Data in this exercise:

==================================================

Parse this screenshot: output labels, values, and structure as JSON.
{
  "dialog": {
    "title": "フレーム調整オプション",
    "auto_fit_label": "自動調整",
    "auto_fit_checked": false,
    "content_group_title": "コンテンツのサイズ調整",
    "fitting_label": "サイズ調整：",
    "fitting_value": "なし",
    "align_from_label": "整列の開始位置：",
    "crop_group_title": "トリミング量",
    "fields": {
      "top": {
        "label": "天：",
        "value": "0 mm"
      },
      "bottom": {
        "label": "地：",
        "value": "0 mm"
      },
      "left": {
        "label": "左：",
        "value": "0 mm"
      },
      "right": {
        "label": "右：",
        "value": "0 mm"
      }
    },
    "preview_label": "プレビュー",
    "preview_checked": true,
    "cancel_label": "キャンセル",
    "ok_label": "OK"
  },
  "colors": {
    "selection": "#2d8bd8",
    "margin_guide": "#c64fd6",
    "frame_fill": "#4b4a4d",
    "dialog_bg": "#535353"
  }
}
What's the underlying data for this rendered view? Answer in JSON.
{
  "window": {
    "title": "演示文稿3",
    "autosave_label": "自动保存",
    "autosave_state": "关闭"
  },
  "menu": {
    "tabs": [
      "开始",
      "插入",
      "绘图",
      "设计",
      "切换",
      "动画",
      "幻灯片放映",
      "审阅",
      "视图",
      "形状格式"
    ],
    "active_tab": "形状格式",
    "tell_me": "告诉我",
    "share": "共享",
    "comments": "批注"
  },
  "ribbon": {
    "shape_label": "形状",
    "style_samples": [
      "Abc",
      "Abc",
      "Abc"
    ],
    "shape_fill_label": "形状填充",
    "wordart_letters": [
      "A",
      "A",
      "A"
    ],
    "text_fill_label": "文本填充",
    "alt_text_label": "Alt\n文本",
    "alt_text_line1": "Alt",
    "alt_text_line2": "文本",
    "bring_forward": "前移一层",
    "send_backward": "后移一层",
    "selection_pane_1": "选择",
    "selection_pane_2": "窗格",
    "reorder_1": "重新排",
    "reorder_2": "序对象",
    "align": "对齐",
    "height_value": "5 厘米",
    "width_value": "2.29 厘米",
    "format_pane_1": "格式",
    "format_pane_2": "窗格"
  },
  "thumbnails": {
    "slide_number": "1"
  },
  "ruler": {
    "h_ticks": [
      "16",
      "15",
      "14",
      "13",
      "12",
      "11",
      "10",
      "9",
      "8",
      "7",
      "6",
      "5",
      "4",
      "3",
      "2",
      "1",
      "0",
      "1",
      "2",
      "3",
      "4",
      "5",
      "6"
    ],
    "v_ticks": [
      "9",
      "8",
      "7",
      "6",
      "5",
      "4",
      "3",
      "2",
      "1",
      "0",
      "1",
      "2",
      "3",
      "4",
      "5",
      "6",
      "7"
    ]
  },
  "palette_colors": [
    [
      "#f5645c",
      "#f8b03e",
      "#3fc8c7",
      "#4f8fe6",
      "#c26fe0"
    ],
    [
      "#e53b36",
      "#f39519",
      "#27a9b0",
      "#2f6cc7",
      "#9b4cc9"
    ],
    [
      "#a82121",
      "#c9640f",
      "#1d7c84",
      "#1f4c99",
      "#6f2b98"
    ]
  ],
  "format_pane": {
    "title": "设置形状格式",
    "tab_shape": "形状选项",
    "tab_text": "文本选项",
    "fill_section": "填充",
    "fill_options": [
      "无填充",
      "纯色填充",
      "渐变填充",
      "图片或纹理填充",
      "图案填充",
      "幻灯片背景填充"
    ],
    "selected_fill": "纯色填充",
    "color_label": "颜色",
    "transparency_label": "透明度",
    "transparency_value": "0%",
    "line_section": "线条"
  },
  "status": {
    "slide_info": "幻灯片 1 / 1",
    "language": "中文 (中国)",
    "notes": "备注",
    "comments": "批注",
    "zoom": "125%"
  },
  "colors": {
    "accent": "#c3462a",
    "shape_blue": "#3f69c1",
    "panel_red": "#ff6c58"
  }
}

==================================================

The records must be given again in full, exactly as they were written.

Answer box:
Parse this screenshot: output labels, values, and structure as JSON.
{
  "dialog": {
    "title": "フレーム調整オプション",
    "auto_fit_label": "自動調整",
    "auto_fit_checked": false,
    "content_group_title": "コンテンツのサイズ調整",
    "fitting_label": "サイズ調整：",
    "fitting_value": "なし",
    "align_from_label": "整列の開始位置：",
    "crop_group_title": "トリミング量",
    "fields": {
      "top": {
        "label": "天：",
        "value": "0 mm"
      },
      "bottom": {
        "label": "地：",
        "value": "0 mm"
      },
      "left": {
        "label": "左：",
        "value": "0 mm"
      },
      "right": {
        "label": "右：",
        "value": "0 mm"
      }
    },
    "preview_label": "プレビュー",
    "preview_checked": true,
    "cancel_label": "キャンセル",
    "ok_label": "OK"
  },
  "colors": {
    "selection": "#2d8bd8",
    "margin_guide": "#c64fd6",
    "frame_fill": "#4b4a4d",
    "dialog_bg": "#535353"
  }
}
What's the underlying data for this rendered view? Answer in JSON.
{
  "window": {
    "title": "演示文稿3",
    "autosave_label": "自动保存",
    "autosave_state": "关闭"
  },
  "menu": {
    "tabs": [
      "开始",
      "插入",
      "绘图",
      "设计",
      "切换",
      "动画",
      "幻灯片放映",
      "审阅",
      "视图",
      "形状格式"
    ],
    "active_tab": "形状格式",
    "tell_me": "告诉我",
    "share": "共享",
    "comments": "批注"
  },
  "ribbon": {
    "shape_label": "形状",
    "style_samples": [
      "Abc",
      "Abc",
      "Abc"
    ],
    "shape_fill_label": "形状填充",
    "wordart_letters": [
      "A",
      "A",
      "A"
    ],
    "text_fill_label": "文本填充",
    "alt_text_label": "Alt\n文本",
    "alt_text_line1": "Alt",
    "alt_text_line2": "文本",
    "bring_forward": "前移一层",
    "send_backward": "后移一层",
    "selection_pane_1": "选择",
    "selection_pane_2": "窗格",
    "reorder_1": "重新排",
    "reorder_2": "序对象",
    "align": "对齐",
    "height_value": "5 厘米",
    "width_value": "2.29 厘米",
    "format_pane_1": "格式",
    "format_pane_2": "窗格"
  },
  "thumbnails": {
    "slide_number": "1"
  },
  "ruler": {
    "h_ticks": [
      "16",
      "15",
      "14",
      "13",
      "12",
      "11",
      "10",
      "9",
      "8",
      "7",
      "6",
      "5",
      "4",
      "3",
      "2",
      "1",
      "0",
      "1",
      "2",
      "3",
      "4",
      "5",
      "6"
    ],
    "v_ticks": [
      "9",
      "8",
      "7",
      "6",
      "5",
      "4",
      "3",
      "2",
      "1",
      "0",
      "1",
      "2",
      "3",
      "4",
      "5",
      "6",
      "7"
    ]
  },
  "palette_colors": [
    [
      "#f5645c",
      "#f8b03e",
      "#3fc8c7",
      "#4f8fe6",
      "#c26fe0"
    ],
    [
      "#e53b36",
      "#f39519",
      "#27a9b0",
      "#2f6cc7",
      "#9b4cc9"
    ],
    [
      "#a82121",
      "#c9640f",
      "#1d7c84",
      "#1f4c99",
      "#6f2b98"
    ]
  ],
  "format_pane": {
    "title": "设置形状格式",
    "tab_shape": "形状选项",
    "tab_text": "文本选项",
    "fill_section": "填充",
    "fill_options": [
      "无填充",
      "纯色填充",
      "渐变填充",
      "图片或纹理填充",
      "图案填充",
      "幻灯片背景填充"
    ],
    "selected_fill": "纯色填充",
    "color_label": "颜色",
    "transparency_label": "透明度",
    "transparency_value": "0%",
    "line_section": "线条"
  },
  "status": {
    "slide_info": "幻灯片 1 / 1",
    "language": "中文 (中国)",
    "notes": "备注",
    "comments": "批注",
    "zoom": "125%"
  },
  "colors": {
    "accent": "#c3462a",
    "shape_blue": "#3f69c1",
    "panel_red": "#ff6c58"
  }
}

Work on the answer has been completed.